New Home Sales and Mortgage Rates

Living at Home as an Investment

August 21, 2013

Even with improving economic conditions, a record number of Millennials live with their parents. According to a recent study published by the Pew Institute, the share of the U.S. population aged 18 to 31 living in their parent’s home increased to 36 percent or a record 21.6 million young adults in 2012. The share of the same age group living with parents prior to the start of the Great Recession was 32 percent and 34 percent at the end of the Great Recession in 2009.

This growth has largely been attributed to three factors; declining employment, increasing college enrollment, and declining marriage. And these changes are part of an overall increase in the establishment of multigenerational households.

For a generation coming of age during the worst economic crisis since the Great Depression, this may appear to be more bad news. However, a closer look shows the increase is partly due to more investment in human capital. Facing reduced employment opportunities and poor earning potential without a college degree, in 2012 a record 38.9 percent of individuals aged 18 to 24 enrolled in college.


College enrollment increases the number of those living with parents in two ways, one economic and one technical. The economic is choosing to live at home while pursuing a degree. The technical is through the fact that in the data college students are often counted as living at home.* Dormitory-living is not counted as a distinct independent household.

The increase in college enrollment has significant implications on the future economic well-being of Millennials. On the one hand, those with a college degree have a much higher earning potential than those without a college degree. On the other hand, the cost of attending college is increasing and according to the Chronicle of Higher Education nearly 60 percent of all students borrow annually to help cover costs. Additionally research from the Federal Reserve Bank of New York shows year-after-year increases in loan delinquency and average student debt per borrower.

The economic well-being of those 18 to 31 is of particular interest as these individuals represent future consumers of housing.
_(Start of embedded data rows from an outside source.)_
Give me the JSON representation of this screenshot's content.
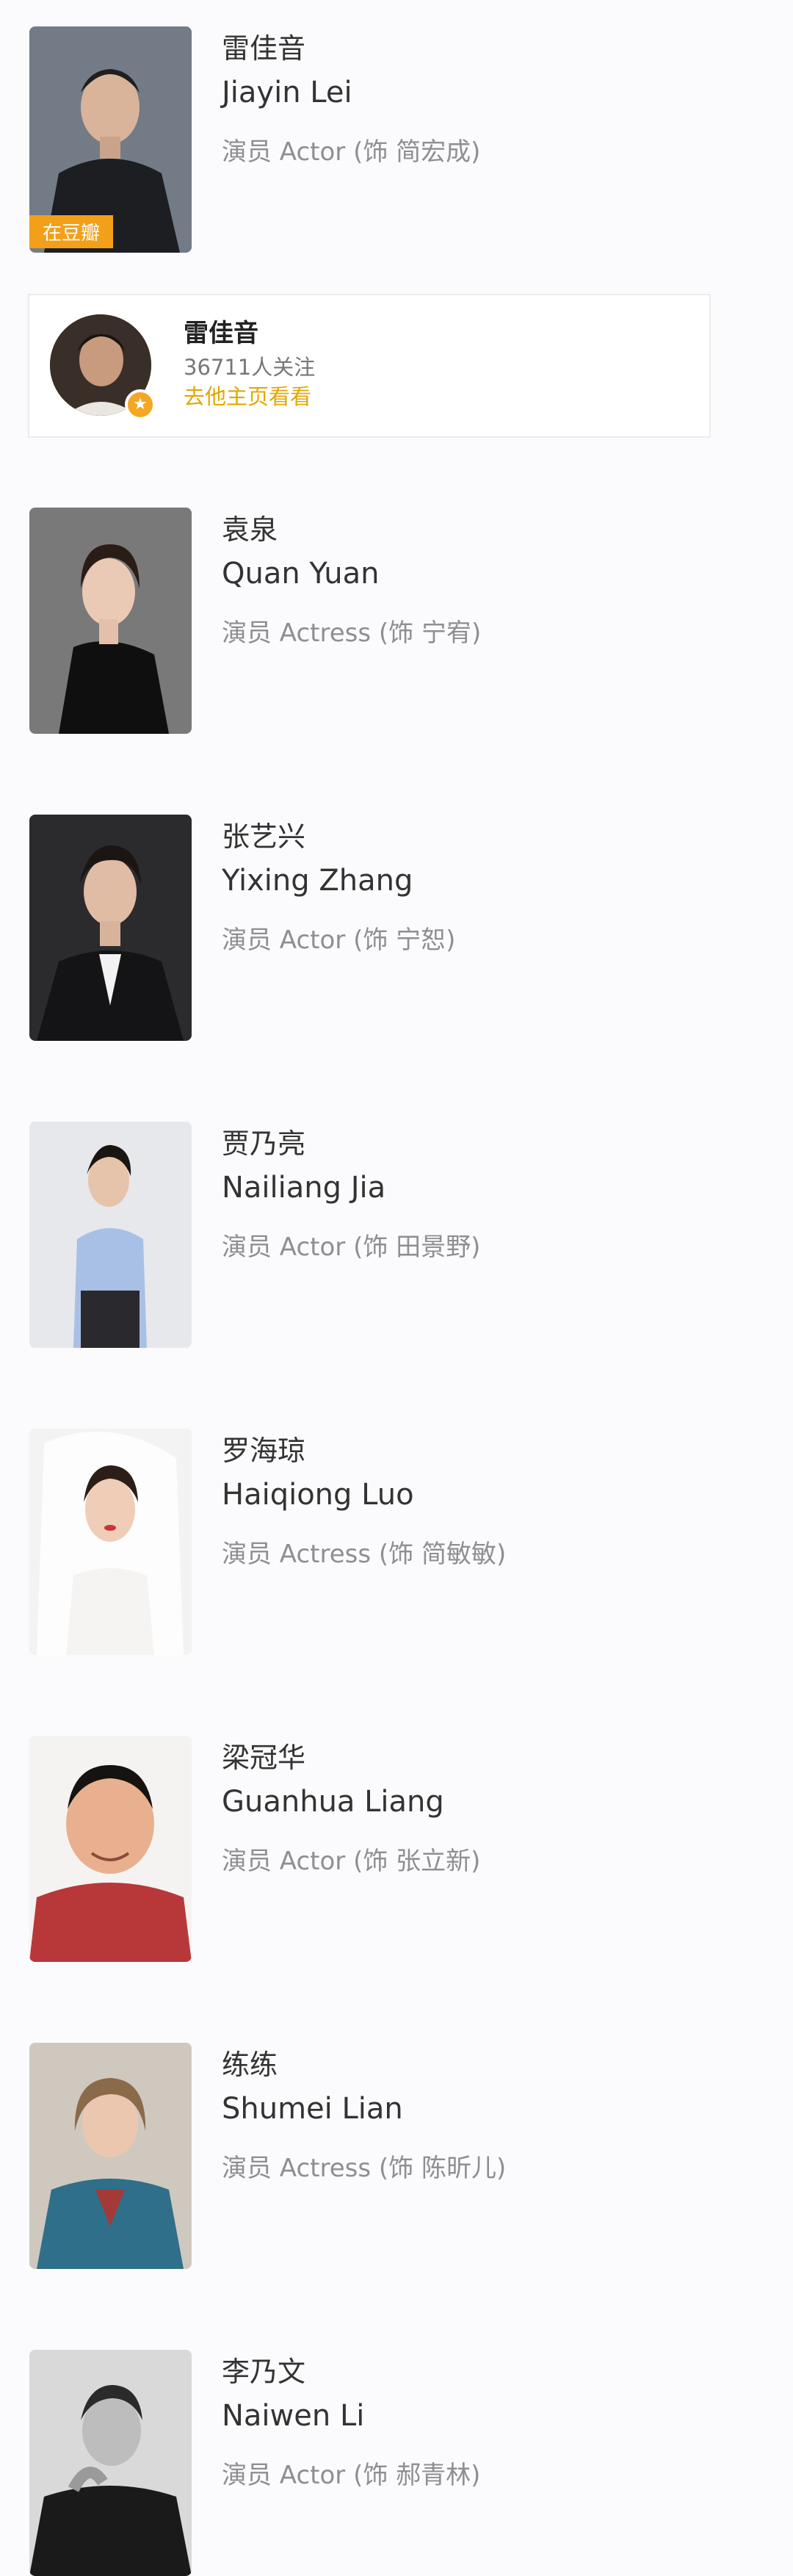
{
  "cast": [
    {
      "name_cn": "雷佳音",
      "name_en": "Jiayin Lei",
      "role": "演员 Actor (饰 简宏成)",
      "badge": "在豆瓣"
    },
    {
      "name_cn": "袁泉",
      "name_en": "Quan Yuan",
      "role": "演员 Actress (饰 宁宥)"
    },
    {
      "name_cn": "张艺兴",
      "name_en": "Yixing Zhang",
      "role": "演员 Actor (饰 宁恕)"
    },
    {
      "name_cn": "贾乃亮",
      "name_en": "Nailiang Jia",
      "role": "演员 Actor (饰 田景野)"
    },
    {
      "name_cn": "罗海琼",
      "name_en": "Haiqiong Luo",
      "role": "演员 Actress (饰 简敏敏)"
    },
    {
      "name_cn": "梁冠华",
      "name_en": "Guanhua Liang",
      "role": "演员 Actor (饰 张立新)"
    },
    {
      "name_cn": "练练",
      "name_en": "Shumei Lian",
      "role": "演员 Actress (饰 陈昕儿)"
    },
    {
      "name_cn": "李乃文",
      "name_en": "Naiwen Li",
      "role": "演员 Actor (饰 郝青林)"
    }
  ],
  "follow_card": {
    "name": "雷佳音",
    "followers": "36711人关注",
    "link": "去他主页看看"
  },
  "colors": {
    "badge": "#f2a01a",
    "link": "#e0a800",
    "role_text": "#8e8e93"
  }
}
At some point, many of the 21.6 million Millennials living at home will move out. Past trends suggest most of these new households will be renters first.

Nonetheless, the housing choices they make will be influenced by policy decision made today. Those policy decisions will need to take into account lessons from the housing market crisis and the economic realities of a generation coming of age during the Great Recession. Fundamentally, policies that make it more difficult to purchase a home with a mortgage – via housing finance or tax reform – will have distinct impacts on Millennials.

* Data footnote: An adult is considered to be “living at home” or “living with parents” on the basis of the adult’s relationship to the head of the household. The Census defines individuals who are temporarily absent as household members even though they are not present in the household during the survey week. College students compose the bulk of such absent household members.

55+ HMI Index Soars in 2nd Quarter

August 9, 2013

All components of NAHB’s 55+ Housing Market Index showed major growth in the 2nd Quarter of 2013. Compared to the 2nd Quarter of 2012, both the single-family and the multifamily indices jumped 24 points: the single-family from 29 to 54 points, and the multifamily from 19 to 43 points.  Both indices are comprised of several components and all of the components posted substantial gains.  For the 55+ single-family index, presents sales climbed 24 points to 54, expected sales climbed 25 points to 60, and traffic of prospective buyers climbed 26 points to 48.  On the multifamily side, present sales rose 26 points to 44, expected sales rose 26 points to 46, and traffic of prospective buyers rose 19 points to 38.  An index number above 50 indicates more builders view conditions as good than poor.